Dataset rows describing interfaces
--- START ---
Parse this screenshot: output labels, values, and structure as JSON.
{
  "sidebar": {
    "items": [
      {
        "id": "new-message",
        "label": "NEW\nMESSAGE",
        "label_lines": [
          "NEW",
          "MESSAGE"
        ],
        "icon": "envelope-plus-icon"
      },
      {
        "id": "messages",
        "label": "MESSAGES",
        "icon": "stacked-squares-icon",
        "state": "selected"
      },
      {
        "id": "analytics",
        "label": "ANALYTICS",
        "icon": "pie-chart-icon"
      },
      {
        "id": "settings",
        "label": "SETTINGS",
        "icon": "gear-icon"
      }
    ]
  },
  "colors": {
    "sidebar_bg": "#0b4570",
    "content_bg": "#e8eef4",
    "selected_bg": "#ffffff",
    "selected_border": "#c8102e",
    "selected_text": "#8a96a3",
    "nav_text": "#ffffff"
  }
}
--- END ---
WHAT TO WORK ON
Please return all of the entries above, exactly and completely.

YOUR SOLUTION
Parse this screenshot: output labels, values, and structure as JSON.
{
  "sidebar": {
    "items": [
      {
        "id": "new-message",
        "label": "NEW\nMESSAGE",
        "label_lines": [
          "NEW",
          "MESSAGE"
        ],
        "icon": "envelope-plus-icon"
      },
      {
        "id": "messages",
        "label": "MESSAGES",
        "icon": "stacked-squares-icon",
        "state": "selected"
      },
      {
        "id": "analytics",
        "label": "ANALYTICS",
        "icon": "pie-chart-icon"
      },
      {
        "id": "settings",
        "label": "SETTINGS",
        "icon": "gear-icon"
      }
    ]
  },
  "colors": {
    "sidebar_bg": "#0b4570",
    "content_bg": "#e8eef4",
    "selected_bg": "#ffffff",
    "selected_border": "#c8102e",
    "selected_text": "#8a96a3",
    "nav_text": "#ffffff"
  }
}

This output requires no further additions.